## What you will do
The lines to retype are the one with "Transcribe this image's" and all that follow it to the end of the entries below; copy them exactly and nothing else.

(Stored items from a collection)
━━━━━━━━━━

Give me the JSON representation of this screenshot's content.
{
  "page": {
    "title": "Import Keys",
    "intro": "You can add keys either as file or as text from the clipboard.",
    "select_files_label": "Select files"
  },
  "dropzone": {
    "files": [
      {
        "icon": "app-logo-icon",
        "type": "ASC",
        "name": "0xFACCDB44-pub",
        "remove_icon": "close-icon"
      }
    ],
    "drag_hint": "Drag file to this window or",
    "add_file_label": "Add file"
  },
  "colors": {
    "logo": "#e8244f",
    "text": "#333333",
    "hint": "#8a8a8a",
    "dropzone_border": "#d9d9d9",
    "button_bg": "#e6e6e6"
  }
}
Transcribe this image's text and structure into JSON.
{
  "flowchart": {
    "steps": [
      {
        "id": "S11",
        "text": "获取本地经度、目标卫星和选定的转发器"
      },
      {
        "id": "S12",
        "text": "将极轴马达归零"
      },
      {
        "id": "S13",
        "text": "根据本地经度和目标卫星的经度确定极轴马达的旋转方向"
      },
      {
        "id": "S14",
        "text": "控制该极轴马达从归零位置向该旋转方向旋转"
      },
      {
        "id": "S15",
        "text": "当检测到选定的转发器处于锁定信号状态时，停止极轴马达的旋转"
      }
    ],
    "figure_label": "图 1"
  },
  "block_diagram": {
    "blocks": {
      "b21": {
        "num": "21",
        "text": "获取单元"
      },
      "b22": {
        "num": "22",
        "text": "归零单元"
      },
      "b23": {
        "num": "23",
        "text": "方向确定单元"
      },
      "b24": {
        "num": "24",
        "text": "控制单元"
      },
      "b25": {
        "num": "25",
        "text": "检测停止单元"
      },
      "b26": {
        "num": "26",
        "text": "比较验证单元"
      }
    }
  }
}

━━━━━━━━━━

## Result
Transcribe this image's text and structure into JSON.
{
  "flowchart": {
    "steps": [
      {
        "id": "S11",
        "text": "获取本地经度、目标卫星和选定的转发器"
      },
      {
        "id": "S12",
        "text": "将极轴马达归零"
      },
      {
        "id": "S13",
        "text": "根据本地经度和目标卫星的经度确定极轴马达的旋转方向"
      },
      {
        "id": "S14",
        "text": "控制该极轴马达从归零位置向该旋转方向旋转"
      },
      {
        "id": "S15",
        "text": "当检测到选定的转发器处于锁定信号状态时，停止极轴马达的旋转"
      }
    ],
    "figure_label": "图 1"
  },
  "block_diagram": {
    "blocks": {
      "b21": {
        "num": "21",
        "text": "获取单元"
      },
      "b22": {
        "num": "22",
        "text": "归零单元"
      },
      "b23": {
        "num": "23",
        "text": "方向确定单元"
      },
      "b24": {
        "num": "24",
        "text": "控制单元"
      },
      "b25": {
        "num": "25",
        "text": "检测停止单元"
      },
      "b26": {
        "num": "26",
        "text": "比较验证单元"
      }
    }
  }
}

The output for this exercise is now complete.